*WORK REQUEST*. Can the data below be set down again exactly, line for line?

*Excerpts from an interface dataset*.

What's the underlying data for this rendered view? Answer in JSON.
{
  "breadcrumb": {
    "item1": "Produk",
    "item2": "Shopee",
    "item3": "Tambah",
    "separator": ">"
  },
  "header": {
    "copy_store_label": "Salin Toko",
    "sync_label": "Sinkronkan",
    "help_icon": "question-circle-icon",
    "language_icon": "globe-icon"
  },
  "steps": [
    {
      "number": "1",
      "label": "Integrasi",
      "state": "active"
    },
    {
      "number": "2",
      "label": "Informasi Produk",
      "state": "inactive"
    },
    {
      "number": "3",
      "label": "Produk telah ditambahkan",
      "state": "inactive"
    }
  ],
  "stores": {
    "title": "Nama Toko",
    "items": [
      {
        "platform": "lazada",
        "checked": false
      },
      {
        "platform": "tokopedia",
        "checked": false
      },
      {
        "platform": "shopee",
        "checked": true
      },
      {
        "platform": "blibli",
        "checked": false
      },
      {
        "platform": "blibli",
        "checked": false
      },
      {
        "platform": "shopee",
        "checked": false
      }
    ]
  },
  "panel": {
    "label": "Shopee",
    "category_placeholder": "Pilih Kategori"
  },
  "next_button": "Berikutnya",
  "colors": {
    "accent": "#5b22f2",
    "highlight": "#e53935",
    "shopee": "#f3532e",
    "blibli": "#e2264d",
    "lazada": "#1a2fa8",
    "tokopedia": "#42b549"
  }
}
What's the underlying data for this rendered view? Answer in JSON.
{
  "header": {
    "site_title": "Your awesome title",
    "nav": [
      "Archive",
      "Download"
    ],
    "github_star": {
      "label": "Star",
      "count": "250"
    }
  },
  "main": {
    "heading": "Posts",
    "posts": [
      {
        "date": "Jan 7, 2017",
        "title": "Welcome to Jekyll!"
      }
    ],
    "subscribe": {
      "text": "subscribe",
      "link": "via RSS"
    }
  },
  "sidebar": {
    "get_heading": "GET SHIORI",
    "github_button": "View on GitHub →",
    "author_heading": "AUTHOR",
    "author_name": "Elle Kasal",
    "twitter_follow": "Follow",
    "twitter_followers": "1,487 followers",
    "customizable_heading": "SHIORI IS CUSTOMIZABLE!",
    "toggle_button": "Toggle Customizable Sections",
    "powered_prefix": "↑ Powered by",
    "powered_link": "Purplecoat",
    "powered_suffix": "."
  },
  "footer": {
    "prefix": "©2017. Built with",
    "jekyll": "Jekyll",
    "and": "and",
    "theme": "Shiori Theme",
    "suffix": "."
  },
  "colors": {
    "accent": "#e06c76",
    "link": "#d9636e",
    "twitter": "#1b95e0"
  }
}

*EXERCISE SOLUTION*.
What's the underlying data for this rendered view? Answer in JSON.
{
  "breadcrumb": {
    "item1": "Produk",
    "item2": "Shopee",
    "item3": "Tambah",
    "separator": ">"
  },
  "header": {
    "copy_store_label": "Salin Toko",
    "sync_label": "Sinkronkan",
    "help_icon": "question-circle-icon",
    "language_icon": "globe-icon"
  },
  "steps": [
    {
      "number": "1",
      "label": "Integrasi",
      "state": "active"
    },
    {
      "number": "2",
      "label": "Informasi Produk",
      "state": "inactive"
    },
    {
      "number": "3",
      "label": "Produk telah ditambahkan",
      "state": "inactive"
    }
  ],
  "stores": {
    "title": "Nama Toko",
    "items": [
      {
        "platform": "lazada",
        "checked": false
      },
      {
        "platform": "tokopedia",
        "checked": false
      },
      {
        "platform": "shopee",
        "checked": true
      },
      {
        "platform": "blibli",
        "checked": false
      },
      {
        "platform": "blibli",
        "checked": false
      },
      {
        "platform": "shopee",
        "checked": false
      }
    ]
  },
  "panel": {
    "label": "Shopee",
    "category_placeholder": "Pilih Kategori"
  },
  "next_button": "Berikutnya",
  "colors": {
    "accent": "#5b22f2",
    "highlight": "#e53935",
    "shopee": "#f3532e",
    "blibli": "#e2264d",
    "lazada": "#1a2fa8",
    "tokopedia": "#42b549"
  }
}
What's the underlying data for this rendered view? Answer in JSON.
{
  "header": {
    "site_title": "Your awesome title",
    "nav": [
      "Archive",
      "Download"
    ],
    "github_star": {
      "label": "Star",
      "count": "250"
    }
  },
  "main": {
    "heading": "Posts",
    "posts": [
      {
        "date": "Jan 7, 2017",
        "title": "Welcome to Jekyll!"
      }
    ],
    "subscribe": {
      "text": "subscribe",
      "link": "via RSS"
    }
  },
  "sidebar": {
    "get_heading": "GET SHIORI",
    "github_button": "View on GitHub →",
    "author_heading": "AUTHOR",
    "author_name": "Elle Kasal",
    "twitter_follow": "Follow",
    "twitter_followers": "1,487 followers",
    "customizable_heading": "SHIORI IS CUSTOMIZABLE!",
    "toggle_button": "Toggle Customizable Sections",
    "powered_prefix": "↑ Powered by",
    "powered_link": "Purplecoat",
    "powered_suffix": "."
  },
  "footer": {
    "prefix": "©2017. Built with",
    "jekyll": "Jekyll",
    "and": "and",
    "theme": "Shiori Theme",
    "suffix": "."
  },
  "colors": {
    "accent": "#e06c76",
    "link": "#d9636e",
    "twitter": "#1b95e0"
  }
}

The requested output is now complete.